=== AVAILABLE RECORDS ===
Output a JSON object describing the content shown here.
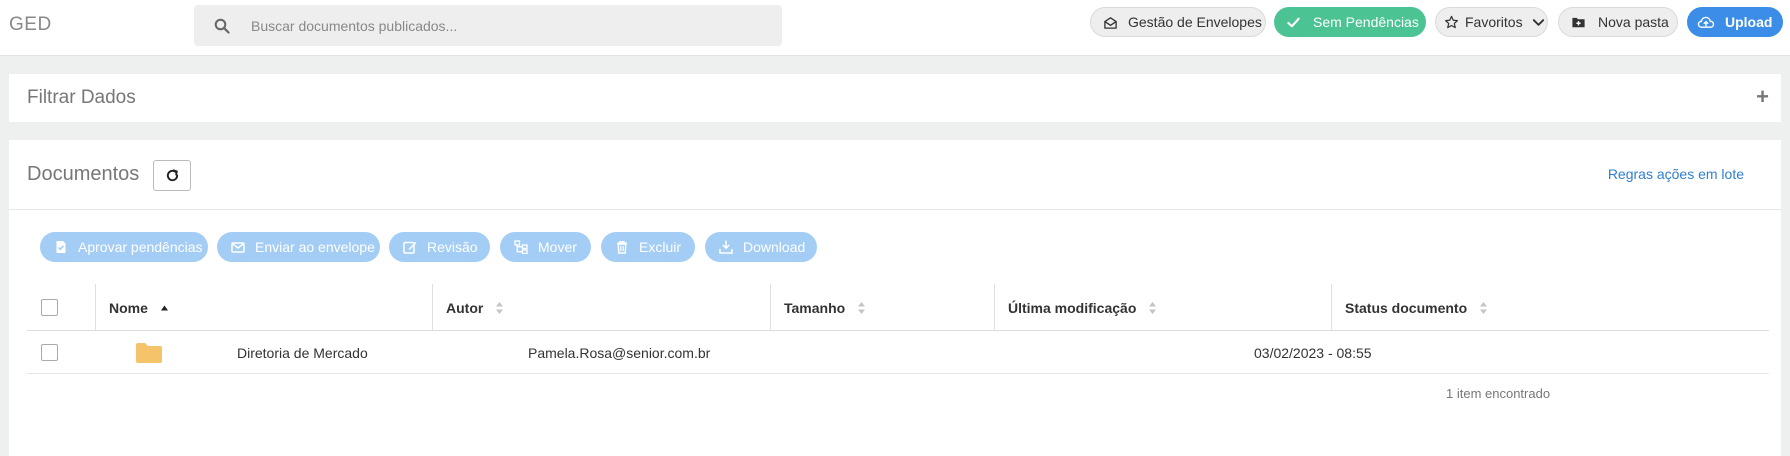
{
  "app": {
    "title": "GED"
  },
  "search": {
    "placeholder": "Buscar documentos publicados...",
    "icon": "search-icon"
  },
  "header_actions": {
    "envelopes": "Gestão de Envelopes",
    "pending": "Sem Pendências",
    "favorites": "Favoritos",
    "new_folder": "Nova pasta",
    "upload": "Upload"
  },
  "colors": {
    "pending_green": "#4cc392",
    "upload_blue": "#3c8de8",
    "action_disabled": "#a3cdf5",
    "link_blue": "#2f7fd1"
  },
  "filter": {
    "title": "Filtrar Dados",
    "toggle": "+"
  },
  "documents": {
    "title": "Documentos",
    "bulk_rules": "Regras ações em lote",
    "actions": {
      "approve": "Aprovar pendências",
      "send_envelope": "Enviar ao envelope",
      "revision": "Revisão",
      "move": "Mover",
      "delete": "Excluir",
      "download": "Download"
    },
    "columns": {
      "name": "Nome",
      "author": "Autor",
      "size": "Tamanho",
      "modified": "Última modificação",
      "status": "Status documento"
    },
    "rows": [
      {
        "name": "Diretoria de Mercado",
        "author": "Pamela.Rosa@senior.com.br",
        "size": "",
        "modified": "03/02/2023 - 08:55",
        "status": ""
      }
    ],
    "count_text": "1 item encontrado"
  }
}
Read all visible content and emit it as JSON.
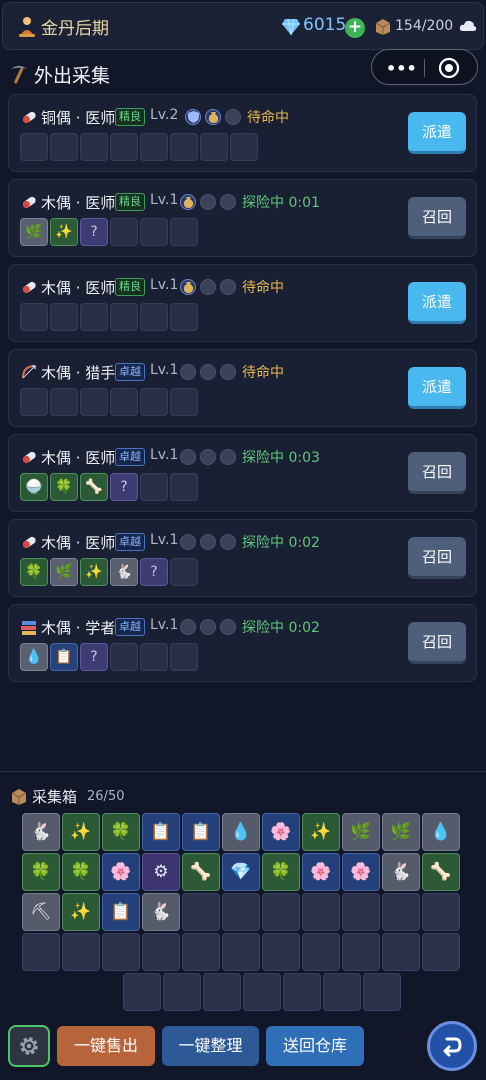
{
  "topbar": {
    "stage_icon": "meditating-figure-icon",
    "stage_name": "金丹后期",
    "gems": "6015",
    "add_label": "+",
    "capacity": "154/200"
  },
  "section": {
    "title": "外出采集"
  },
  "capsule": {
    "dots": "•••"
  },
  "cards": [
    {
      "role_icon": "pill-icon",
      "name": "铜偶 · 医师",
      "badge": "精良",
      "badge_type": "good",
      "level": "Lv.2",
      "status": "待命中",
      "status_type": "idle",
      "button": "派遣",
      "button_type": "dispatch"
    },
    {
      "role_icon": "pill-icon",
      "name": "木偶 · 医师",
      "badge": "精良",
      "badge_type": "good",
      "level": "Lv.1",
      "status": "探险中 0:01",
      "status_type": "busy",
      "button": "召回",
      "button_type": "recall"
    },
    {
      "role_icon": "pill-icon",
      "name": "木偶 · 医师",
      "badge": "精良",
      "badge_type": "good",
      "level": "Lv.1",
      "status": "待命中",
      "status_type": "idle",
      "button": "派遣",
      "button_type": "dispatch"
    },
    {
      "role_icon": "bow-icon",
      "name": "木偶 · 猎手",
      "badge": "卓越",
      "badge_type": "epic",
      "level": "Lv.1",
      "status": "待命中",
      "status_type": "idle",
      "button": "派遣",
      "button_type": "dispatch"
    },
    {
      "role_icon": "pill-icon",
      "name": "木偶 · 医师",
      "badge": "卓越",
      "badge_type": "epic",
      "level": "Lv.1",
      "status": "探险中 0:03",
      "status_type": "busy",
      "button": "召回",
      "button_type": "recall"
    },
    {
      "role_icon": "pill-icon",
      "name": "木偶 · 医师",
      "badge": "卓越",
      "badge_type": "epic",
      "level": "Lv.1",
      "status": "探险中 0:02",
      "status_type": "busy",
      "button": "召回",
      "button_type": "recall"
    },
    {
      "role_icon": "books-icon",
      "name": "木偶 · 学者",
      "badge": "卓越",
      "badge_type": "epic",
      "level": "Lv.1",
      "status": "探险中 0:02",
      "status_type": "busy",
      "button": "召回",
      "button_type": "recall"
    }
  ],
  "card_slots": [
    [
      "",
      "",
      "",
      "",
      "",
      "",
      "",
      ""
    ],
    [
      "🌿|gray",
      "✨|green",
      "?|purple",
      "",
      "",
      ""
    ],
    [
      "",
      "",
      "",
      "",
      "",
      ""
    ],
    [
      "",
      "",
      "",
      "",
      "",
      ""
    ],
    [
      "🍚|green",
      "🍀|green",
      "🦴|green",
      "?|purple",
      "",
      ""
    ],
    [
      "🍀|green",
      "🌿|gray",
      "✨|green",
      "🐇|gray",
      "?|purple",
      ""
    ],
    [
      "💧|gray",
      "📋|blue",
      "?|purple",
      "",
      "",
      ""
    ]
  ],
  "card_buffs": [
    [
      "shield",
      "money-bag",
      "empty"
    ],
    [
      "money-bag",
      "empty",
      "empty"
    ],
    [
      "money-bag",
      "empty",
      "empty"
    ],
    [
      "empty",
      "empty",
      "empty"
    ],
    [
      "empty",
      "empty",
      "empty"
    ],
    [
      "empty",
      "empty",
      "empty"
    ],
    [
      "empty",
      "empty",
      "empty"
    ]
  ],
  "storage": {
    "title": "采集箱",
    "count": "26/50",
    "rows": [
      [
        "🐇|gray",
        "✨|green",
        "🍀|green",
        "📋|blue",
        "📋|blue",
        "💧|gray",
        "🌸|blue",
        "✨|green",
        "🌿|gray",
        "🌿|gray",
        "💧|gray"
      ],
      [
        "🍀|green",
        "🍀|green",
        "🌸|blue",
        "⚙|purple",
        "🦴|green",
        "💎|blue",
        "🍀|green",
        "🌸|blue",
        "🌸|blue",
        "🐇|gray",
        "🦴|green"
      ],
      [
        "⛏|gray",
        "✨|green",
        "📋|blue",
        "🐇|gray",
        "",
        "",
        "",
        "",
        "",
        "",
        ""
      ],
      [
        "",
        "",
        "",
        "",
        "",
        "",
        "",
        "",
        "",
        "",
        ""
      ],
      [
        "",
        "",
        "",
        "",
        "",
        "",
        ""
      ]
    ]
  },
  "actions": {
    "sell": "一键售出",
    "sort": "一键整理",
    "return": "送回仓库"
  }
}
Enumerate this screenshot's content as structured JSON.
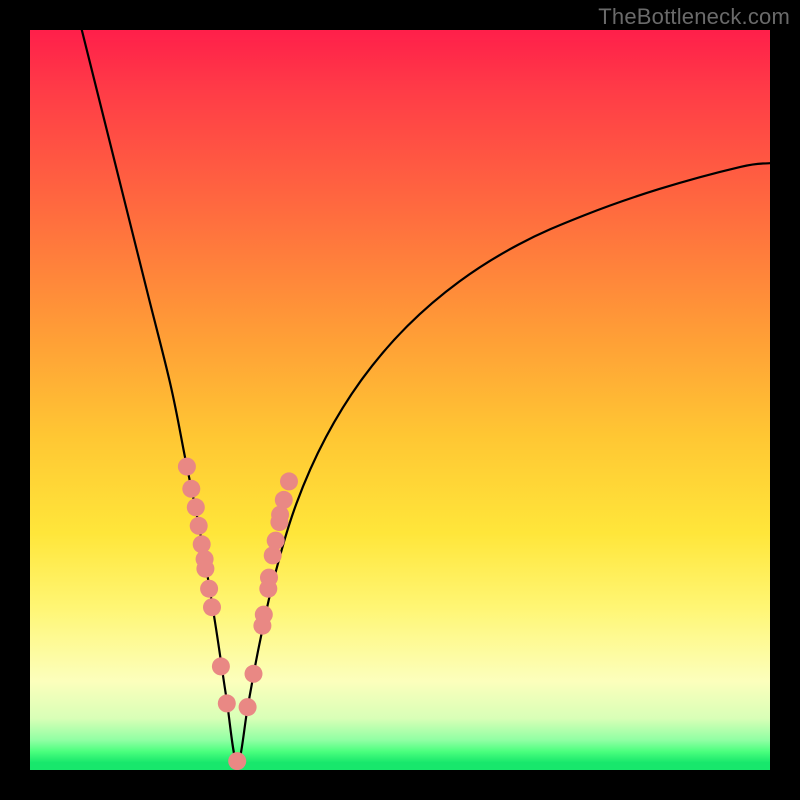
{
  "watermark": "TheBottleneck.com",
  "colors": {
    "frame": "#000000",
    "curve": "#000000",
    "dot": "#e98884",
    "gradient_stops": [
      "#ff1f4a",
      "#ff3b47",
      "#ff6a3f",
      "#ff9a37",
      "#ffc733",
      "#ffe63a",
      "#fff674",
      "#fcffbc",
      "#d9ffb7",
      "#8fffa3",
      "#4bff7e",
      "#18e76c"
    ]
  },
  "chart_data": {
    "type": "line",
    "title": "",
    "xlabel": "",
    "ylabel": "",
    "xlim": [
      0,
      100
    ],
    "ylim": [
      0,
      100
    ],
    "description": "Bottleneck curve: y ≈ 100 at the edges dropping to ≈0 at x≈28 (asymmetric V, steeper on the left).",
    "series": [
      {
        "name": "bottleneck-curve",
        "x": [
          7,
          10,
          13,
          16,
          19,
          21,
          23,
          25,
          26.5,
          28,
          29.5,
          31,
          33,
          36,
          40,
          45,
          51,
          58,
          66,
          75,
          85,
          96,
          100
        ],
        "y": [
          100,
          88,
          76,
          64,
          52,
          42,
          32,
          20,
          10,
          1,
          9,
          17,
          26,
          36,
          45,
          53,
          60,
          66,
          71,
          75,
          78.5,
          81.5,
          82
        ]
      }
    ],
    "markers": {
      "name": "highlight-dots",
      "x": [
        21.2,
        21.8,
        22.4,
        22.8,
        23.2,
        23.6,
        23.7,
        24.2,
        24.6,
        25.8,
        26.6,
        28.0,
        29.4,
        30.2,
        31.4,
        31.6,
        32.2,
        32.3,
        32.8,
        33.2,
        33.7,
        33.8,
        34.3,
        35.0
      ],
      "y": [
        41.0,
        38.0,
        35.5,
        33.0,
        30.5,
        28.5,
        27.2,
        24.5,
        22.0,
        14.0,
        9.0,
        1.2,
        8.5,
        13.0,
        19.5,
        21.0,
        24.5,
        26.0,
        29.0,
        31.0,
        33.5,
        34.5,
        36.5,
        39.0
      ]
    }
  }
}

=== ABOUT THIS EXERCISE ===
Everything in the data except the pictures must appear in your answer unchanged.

=== YOUR SOLUTION ===
Output a JSON object describing the content shown here.
{
  "app": {
    "title": "GED"
  },
  "search": {
    "placeholder": "Buscar documentos publicados...",
    "icon": "search-icon"
  },
  "header_actions": {
    "envelopes": "Gestão de Envelopes",
    "pending": "Sem Pendências",
    "favorites": "Favoritos",
    "new_folder": "Nova pasta",
    "upload": "Upload"
  },
  "colors": {
    "pending_green": "#4cc392",
    "upload_blue": "#3c8de8",
    "action_disabled": "#a3cdf5",
    "link_blue": "#2f7fd1"
  },
  "filter": {
    "title": "Filtrar Dados",
    "toggle": "+"
  },
  "documents": {
    "title": "Documentos",
    "bulk_rules": "Regras ações em lote",
    "actions": {
      "approve": "Aprovar pendências",
      "send_envelope": "Enviar ao envelope",
      "revision": "Revisão",
      "move": "Mover",
      "delete": "Excluir",
      "download": "Download"
    },
    "columns": {
      "name": "Nome",
      "author": "Autor",
      "size": "Tamanho",
      "modified": "Última modificação",
      "status": "Status documento"
    },
    "rows": [
      {
        "name": "Diretoria de Mercado",
        "author": "Pamela.Rosa@senior.com.br",
        "size": "",
        "modified": "03/02/2023 - 08:55",
        "status": ""
      }
    ],
    "count_text": "1 item encontrado"
  }
}
Read all visible content and emit it as JSON.
{
  "topbar": {
    "stage_icon": "meditating-figure-icon",
    "stage_name": "金丹后期",
    "gems": "6015",
    "add_label": "+",
    "capacity": "154/200"
  },
  "section": {
    "title": "外出采集"
  },
  "capsule": {
    "dots": "•••"
  },
  "cards": [
    {
      "role_icon": "pill-icon",
      "name": "铜偶 · 医师",
      "badge": "精良",
      "badge_type": "good",
      "level": "Lv.2",
      "status": "待命中",
      "status_type": "idle",
      "button": "派遣",
      "button_type": "dispatch"
    },
    {
      "role_icon": "pill-icon",
      "name": "木偶 · 医师",
      "badge": "精良",
      "badge_type": "good",
      "level": "Lv.1",
      "status": "探险中 0:01",
      "status_type": "busy",
      "button": "召回",
      "button_type": "recall"
    },
    {
      "role_icon": "pill-icon",
      "name": "木偶 · 医师",
      "badge": "精良",
      "badge_type": "good",
      "level": "Lv.1",
      "status": "待命中",
      "status_type": "idle",
      "button": "派遣",
      "button_type": "dispatch"
    },
    {
      "role_icon": "bow-icon",
      "name": "木偶 · 猎手",
      "badge": "卓越",
      "badge_type": "epic",
      "level": "Lv.1",
      "status": "待命中",
      "status_type": "idle",
      "button": "派遣",
      "button_type": "dispatch"
    },
    {
      "role_icon": "pill-icon",
      "name": "木偶 · 医师",
      "badge": "卓越",
      "badge_type": "epic",
      "level": "Lv.1",
      "status": "探险中 0:03",
      "status_type": "busy",
      "button": "召回",
      "button_type": "recall"
    },
    {
      "role_icon": "pill-icon",
      "name": "木偶 · 医师",
      "badge": "卓越",
      "badge_type": "epic",
      "level": "Lv.1",
      "status": "探险中 0:02",
      "status_type": "busy",
      "button": "召回",
      "button_type": "recall"
    },
    {
      "role_icon": "books-icon",
      "name": "木偶 · 学者",
      "badge": "卓越",
      "badge_type": "epic",
      "level": "Lv.1",
      "status": "探险中 0:02",
      "status_type": "busy",
      "button": "召回",
      "button_type": "recall"
    }
  ],
  "card_slots": [
    [
      "",
      "",
      "",
      "",
      "",
      "",
      "",
      ""
    ],
    [
      "🌿|gray",
      "✨|green",
      "?|purple",
      "",
      "",
      ""
    ],
    [
      "",
      "",
      "",
      "",
      "",
      ""
    ],
    [
      "",
      "",
      "",
      "",
      "",
      ""
    ],
    [
      "🍚|green",
      "🍀|green",
      "🦴|green",
      "?|purple",
      "",
      ""
    ],
    [
      "🍀|green",
      "🌿|gray",
      "✨|green",
      "🐇|gray",
      "?|purple",
      ""
    ],
    [
      "💧|gray",
      "📋|blue",
      "?|purple",
      "",
      "",
      ""
    ]
  ],
  "card_buffs": [
    [
      "shield",
      "money-bag",
      "empty"
    ],
    [
      "money-bag",
      "empty",
      "empty"
    ],
    [
      "money-bag",
      "empty",
      "empty"
    ],
    [
      "empty",
      "empty",
      "empty"
    ],
    [
      "empty",
      "empty",
      "empty"
    ],
    [
      "empty",
      "empty",
      "empty"
    ],
    [
      "empty",
      "empty",
      "empty"
    ]
  ],
  "storage": {
    "title": "采集箱",
    "count": "26/50",
    "rows": [
      [
        "🐇|gray",
        "✨|green",
        "🍀|green",
        "📋|blue",
        "📋|blue",
        "💧|gray",
        "🌸|blue",
        "✨|green",
        "🌿|gray",
        "🌿|gray",
        "💧|gray"
      ],
      [
        "🍀|green",
        "🍀|green",
        "🌸|blue",
        "⚙|purple",
        "🦴|green",
        "💎|blue",
        "🍀|green",
        "🌸|blue",
        "🌸|blue",
        "🐇|gray",
        "🦴|green"
      ],
      [
        "⛏|gray",
        "✨|green",
        "📋|blue",
        "🐇|gray",
        "",
        "",
        "",
        "",
        "",
        "",
        ""
      ],
      [
        "",
        "",
        "",
        "",
        "",
        "",
        "",
        "",
        "",
        "",
        ""
      ],
      [
        "",
        "",
        "",
        "",
        "",
        "",
        ""
      ]
    ]
  },
  "actions": {
    "sell": "一键售出",
    "sort": "一键整理",
    "return": "送回仓库"
  }
}
Enumerate this screenshot's content as structured JSON.
{
  "watermark": "TheBottleneck.com",
  "colors": {
    "frame": "#000000",
    "curve": "#000000",
    "dot": "#e98884",
    "gradient_stops": [
      "#ff1f4a",
      "#ff3b47",
      "#ff6a3f",
      "#ff9a37",
      "#ffc733",
      "#ffe63a",
      "#fff674",
      "#fcffbc",
      "#d9ffb7",
      "#8fffa3",
      "#4bff7e",
      "#18e76c"
    ]
  },
  "chart_data": {
    "type": "line",
    "title": "",
    "xlabel": "",
    "ylabel": "",
    "xlim": [
      0,
      100
    ],
    "ylim": [
      0,
      100
    ],
    "description": "Bottleneck curve: y ≈ 100 at the edges dropping to ≈0 at x≈28 (asymmetric V, steeper on the left).",
    "series": [
      {
        "name": "bottleneck-curve",
        "x": [
          7,
          10,
          13,
          16,
          19,
          21,
          23,
          25,
          26.5,
          28,
          29.5,
          31,
          33,
          36,
          40,
          45,
          51,
          58,
          66,
          75,
          85,
          96,
          100
        ],
        "y": [
          100,
          88,
          76,
          64,
          52,
          42,
          32,
          20,
          10,
          1,
          9,
          17,
          26,
          36,
          45,
          53,
          60,
          66,
          71,
          75,
          78.5,
          81.5,
          82
        ]
      }
    ],
    "markers": {
      "name": "highlight-dots",
      "x": [
        21.2,
        21.8,
        22.4,
        22.8,
        23.2,
        23.6,
        23.7,
        24.2,
        24.6,
        25.8,
        26.6,
        28.0,
        29.4,
        30.2,
        31.4,
        31.6,
        32.2,
        32.3,
        32.8,
        33.2,
        33.7,
        33.8,
        34.3,
        35.0
      ],
      "y": [
        41.0,
        38.0,
        35.5,
        33.0,
        30.5,
        28.5,
        27.2,
        24.5,
        22.0,
        14.0,
        9.0,
        1.2,
        8.5,
        13.0,
        19.5,
        21.0,
        24.5,
        26.0,
        29.0,
        31.0,
        33.5,
        34.5,
        36.5,
        39.0
      ]
    }
  }
}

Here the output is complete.